Christopher Price, PhD

23 Nov 2017

Address

Research interests

  • Folliculogenesis
  • Dairy cow fertility
  • Fibroblast growth factors and ovarian function

The overall objective of my laboratory is to understand better the mechanisms of follicle cell differentiation. During follicle development, there is significant growth of the follicle and proliferation and differentiation of granulosa cells.  We are currently studying roles of members of the fibroblast growth factor (FGF) family. This large family contains 22 peptides and 7 receptors (which result from alternative splicing of 4 FGFR genes).  We have described the expression of a number of these FGF genes in the bovine follicle, and we are determining which FGFs play important roles in follicle development. We are particularly interested in FGF18 which is an atypical growth factor as it induces granulosa cell death. We are currently studying the regulation of secretion of this protein from various cell types within the ovarian follicle.

Members of the laboratory

Lauriane Relav, MSc
PhD student
lauriane.relav@laposte.net

El-Arbi Abulghasem, MSc
PhD student
el.abulghasem@gmail.com

Publications

Bruce D. Murphy, PhD

23 Nov 2017

Address

Research interests

  • NR5A2 orphan receptor family
  • Ovulation and luteal function
  • Reactivation of the embryo at the termination of the diapause

My laboratory has focused on the role of orphan nuclear receptors of the NR5A family in regulation of reproductive events.  We have shown that NR5A2, aka liver receptor homolog-1, is essential for the processes of ovulation and luteal function. Its expression in the uterus is likewise necessary for establishment of gestation.  NR5A1, aka steroidogenic factor-1, is necessary for maturation of ovarian follicles.  Our current studies are aimed at exploring the multiple mechanisms by which NR5A1 and NR5A2 regulate ovarian events, including proliferation, differentiation and cytoskeletal remodeling. Our investigations are characterized by phenotypic analysis of targeted mutations in mice combined with global approaches to determining the widespread molecular changes that occur associated with depletion of the NR5A genes.

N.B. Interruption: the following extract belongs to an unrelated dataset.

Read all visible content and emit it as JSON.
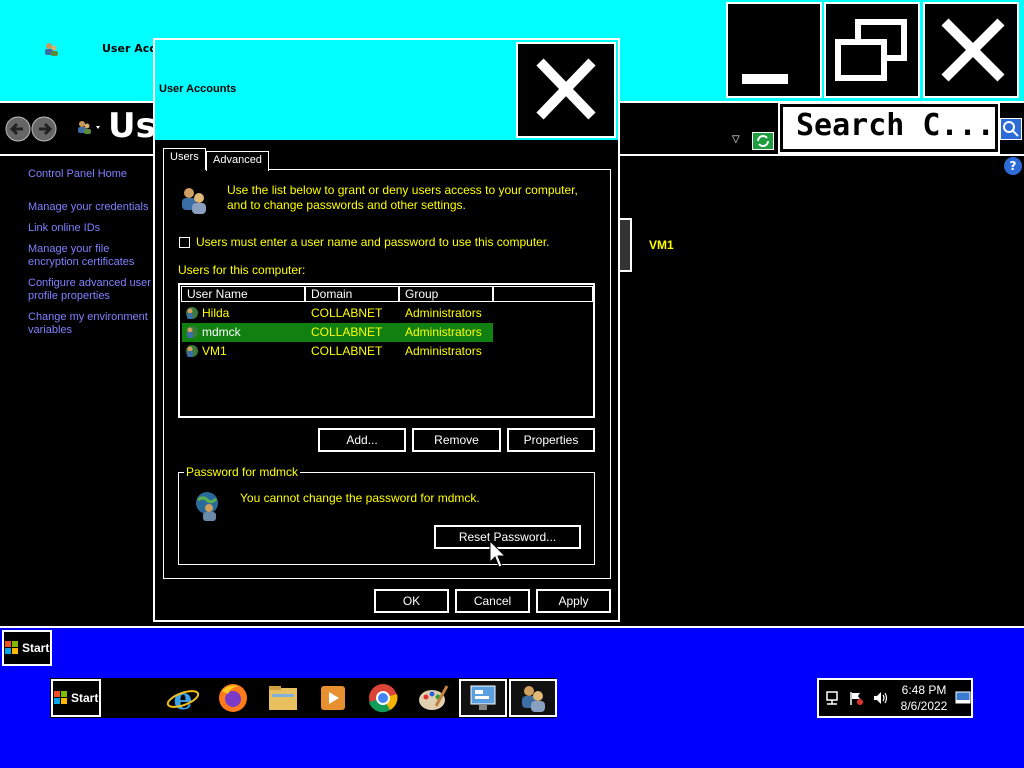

We have had a long-standing interest in the phenomenon of embryonic diapause, an evolutionary strategy whereby there is a predictable arrest in the development of the blastocyst.  This arrest results in the uncoupling of mating and parturition and allows for the birth of offspring when survival is optimal. We have shown that embryos enter diapause in carnivore and rodent species when the uterine signals are insufficient to allow continued development.  A class of compounds known as polyamines are key players in this mechanism, as a paucity of polyamines is associated with developmental arrest.  Our current studies focus on the events that take place in the embryo that interrupt embryogenesis and those which characterize the reactivation of the embryo at the termination of diapause.

Members of the laboratory

Olivia Smith, MSc
PhD student
olivia.e.smith@gmail.com

Fanny Morin, BSc
MSc student
fanny.morin@umontreal.ca

Camilla H.K. Hughes, PhD
Postdoc
camilla.hughes@umontreal.ca

Vickie Roussel
Laboratory technician
vickie.roussel@umontreal.ca

Publications

1 2

Search

+